Scan the lines below; pull out those with "count".

§ Interface dataset entries:
== Segment start ==

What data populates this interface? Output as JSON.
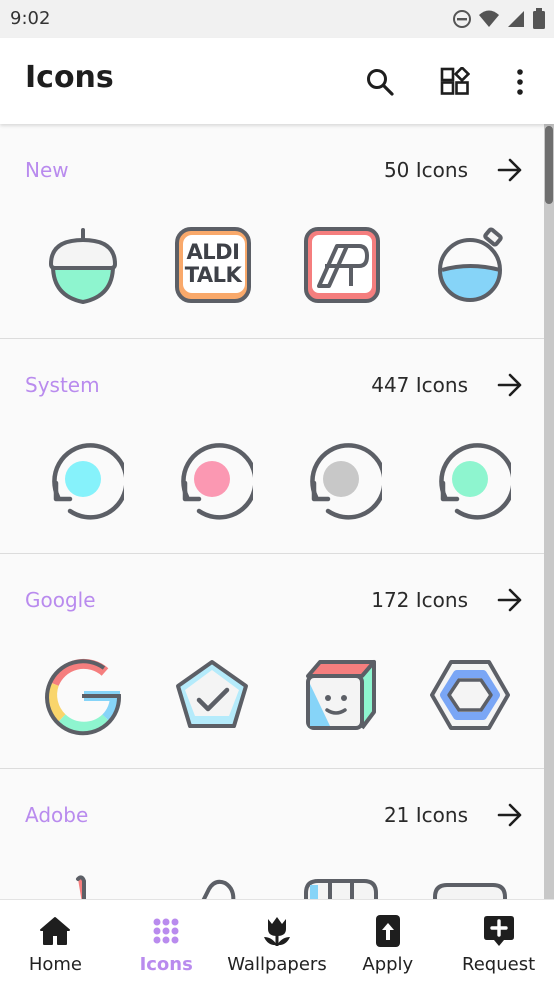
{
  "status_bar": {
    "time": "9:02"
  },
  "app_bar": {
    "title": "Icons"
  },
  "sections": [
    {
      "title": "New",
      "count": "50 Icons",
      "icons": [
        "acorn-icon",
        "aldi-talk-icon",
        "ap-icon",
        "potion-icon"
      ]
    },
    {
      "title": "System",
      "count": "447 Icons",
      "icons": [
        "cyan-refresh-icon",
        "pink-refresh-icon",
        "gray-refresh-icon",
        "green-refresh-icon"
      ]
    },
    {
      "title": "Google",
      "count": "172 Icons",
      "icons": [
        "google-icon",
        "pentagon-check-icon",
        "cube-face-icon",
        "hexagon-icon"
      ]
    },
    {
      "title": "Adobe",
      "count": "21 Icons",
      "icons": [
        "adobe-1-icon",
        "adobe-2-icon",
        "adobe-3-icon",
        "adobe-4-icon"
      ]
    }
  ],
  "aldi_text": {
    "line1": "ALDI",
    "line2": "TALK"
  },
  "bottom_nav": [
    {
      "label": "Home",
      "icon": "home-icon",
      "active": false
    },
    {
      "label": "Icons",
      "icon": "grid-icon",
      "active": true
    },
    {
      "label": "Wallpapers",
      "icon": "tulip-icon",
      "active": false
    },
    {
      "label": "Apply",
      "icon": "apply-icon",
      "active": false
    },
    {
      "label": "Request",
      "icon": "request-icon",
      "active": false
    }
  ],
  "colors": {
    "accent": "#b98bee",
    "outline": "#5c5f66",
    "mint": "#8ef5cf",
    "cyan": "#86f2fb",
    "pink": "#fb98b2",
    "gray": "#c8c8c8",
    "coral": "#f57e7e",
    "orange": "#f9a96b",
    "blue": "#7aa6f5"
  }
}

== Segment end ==
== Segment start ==

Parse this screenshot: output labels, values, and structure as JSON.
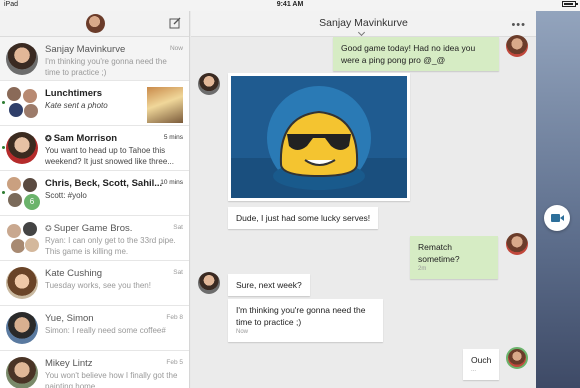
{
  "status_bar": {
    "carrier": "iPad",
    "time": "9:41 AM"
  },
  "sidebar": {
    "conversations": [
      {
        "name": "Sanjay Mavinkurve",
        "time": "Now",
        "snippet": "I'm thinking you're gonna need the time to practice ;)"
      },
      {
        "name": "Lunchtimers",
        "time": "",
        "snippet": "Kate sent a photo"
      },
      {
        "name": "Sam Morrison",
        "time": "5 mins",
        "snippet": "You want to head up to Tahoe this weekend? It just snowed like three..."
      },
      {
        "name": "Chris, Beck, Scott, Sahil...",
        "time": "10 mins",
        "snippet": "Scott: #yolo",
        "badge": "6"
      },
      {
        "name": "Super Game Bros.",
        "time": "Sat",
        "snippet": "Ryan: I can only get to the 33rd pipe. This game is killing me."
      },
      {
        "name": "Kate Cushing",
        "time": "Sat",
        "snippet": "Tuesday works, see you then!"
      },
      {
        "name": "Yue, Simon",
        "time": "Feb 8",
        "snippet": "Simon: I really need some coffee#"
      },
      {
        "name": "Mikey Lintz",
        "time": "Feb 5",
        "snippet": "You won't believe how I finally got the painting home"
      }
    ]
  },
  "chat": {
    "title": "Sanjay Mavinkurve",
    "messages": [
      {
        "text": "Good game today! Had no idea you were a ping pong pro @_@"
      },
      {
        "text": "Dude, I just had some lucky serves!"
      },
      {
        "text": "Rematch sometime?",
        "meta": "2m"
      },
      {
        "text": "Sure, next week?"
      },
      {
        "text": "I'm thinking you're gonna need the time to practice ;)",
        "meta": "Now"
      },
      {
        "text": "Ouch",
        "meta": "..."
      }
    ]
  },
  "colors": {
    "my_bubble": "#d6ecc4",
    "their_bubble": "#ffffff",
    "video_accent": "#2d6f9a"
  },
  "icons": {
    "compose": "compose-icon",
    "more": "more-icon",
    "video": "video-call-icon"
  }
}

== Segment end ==

§ TASK ANSWER:
      "count": "50 Icons",
      "count": "447 Icons",
      "count": "172 Icons",
      "count": "21 Icons",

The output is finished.